Originally Posted by BTN Fellow citizens of Piano World, I currently am thinking about playing more difficult and challenging pieces to become a better pianist. If you try, there are two outcomes you should aim for: 1 You manage to learn it unlikely 2 You gain some idea of what is required to play the piece so you can practice that technique and then try again in a few years Either outcome is fine.
Poetry is rhythm. Originally Posted by Derulux Nice, I just listened to that same video last night. The "[pause] Originally Posted by JoelW is the only good part. Joel's Need for Speed is such that even in this tempo, only sixteenth-note sextuplets will satisfy him. Regards, Polyphonist. Her fingers!!!! I like the original better. What did Gould say?
And Beethoven and Chopin are superficial as well Horowitz on Mozart: One of the most important facts that comes to light is Mozart's emphasis on feeling and expression in music-making.
He continually criticized his contemporaries for mechanical, meaningless virtuosity and a lack of feeling and sensitivity.
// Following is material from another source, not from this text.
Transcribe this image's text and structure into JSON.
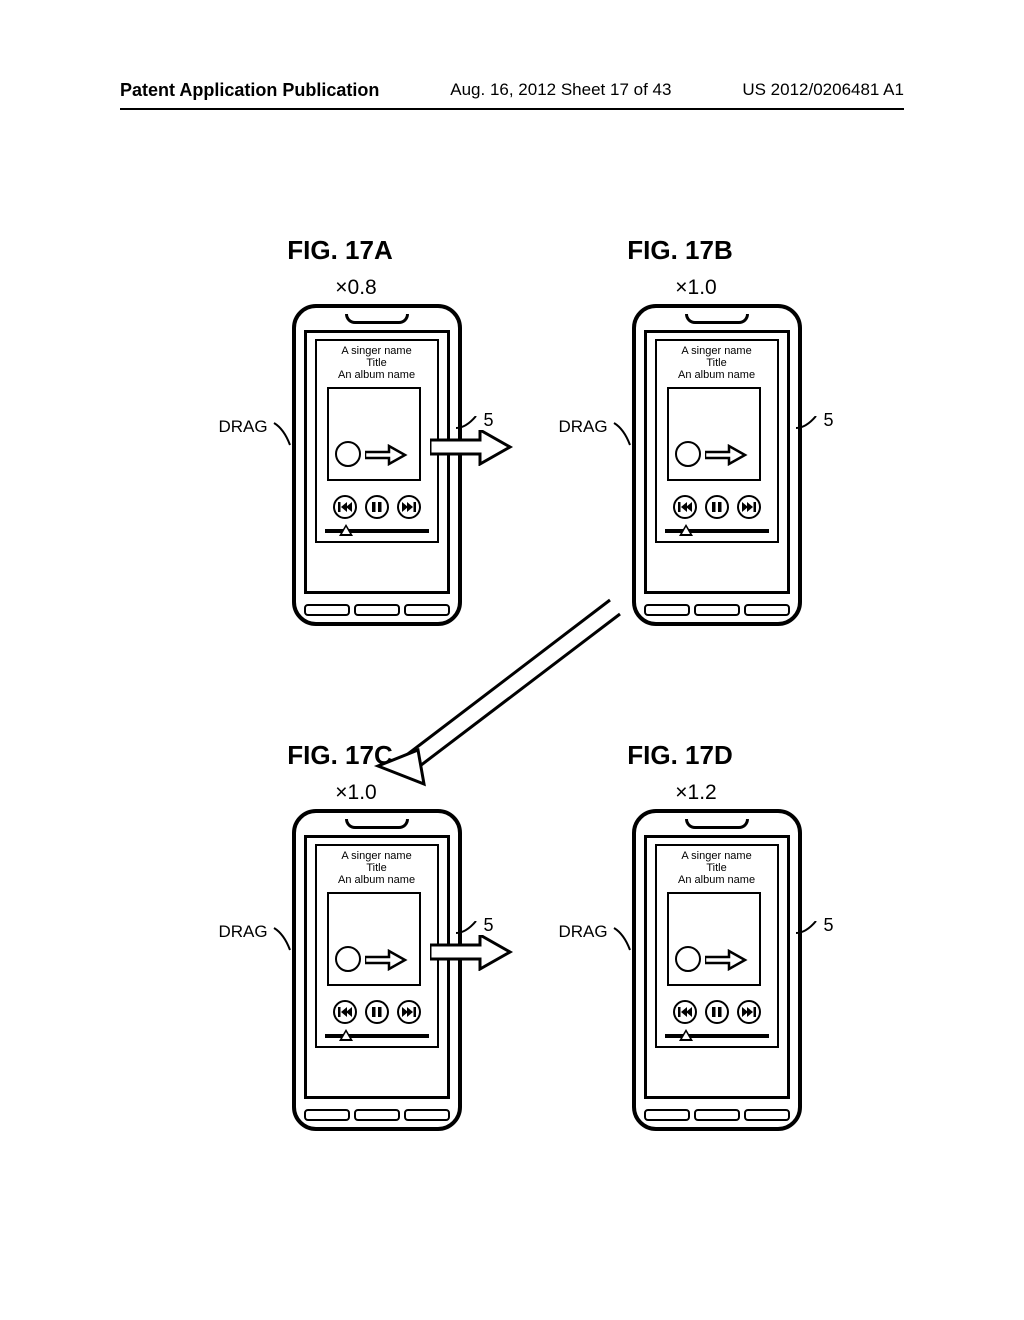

We can see in his letters that he was a sensuous, earthy man with a wide range of emotions.
His first name is sometimes transliterated Arcady or Arkady. Born in Leningrad in , he began his musical training studying voice, following the example of his parents, who were singers, and later shifted his emphasis to conducting while a student at the Glinka Chapel School and the Saint Petersburg Conservatory. Though he had played the piano from the age of eight, he did not devote himself to serious study of the instrument until Volodos also studied at the Paris Conservatory with Jacques Rouvier. Despite the relative brevity of his formal studies, Volodos has rapidly moved into the elite pantheon of the world's most distinguished pianists. Volodos received the German award Echo Klassik as the best instrumentalist of ; he received the Gramophone Award for best instrumental recording in for Arcadi Volodos Live at Carnegie Hall , in for Volodos in Vienna , in for Volodos plays Mompou , and in for Volodos plays Brahms.
Volodos: Concert Paraphrase on Mozart’s Turkish March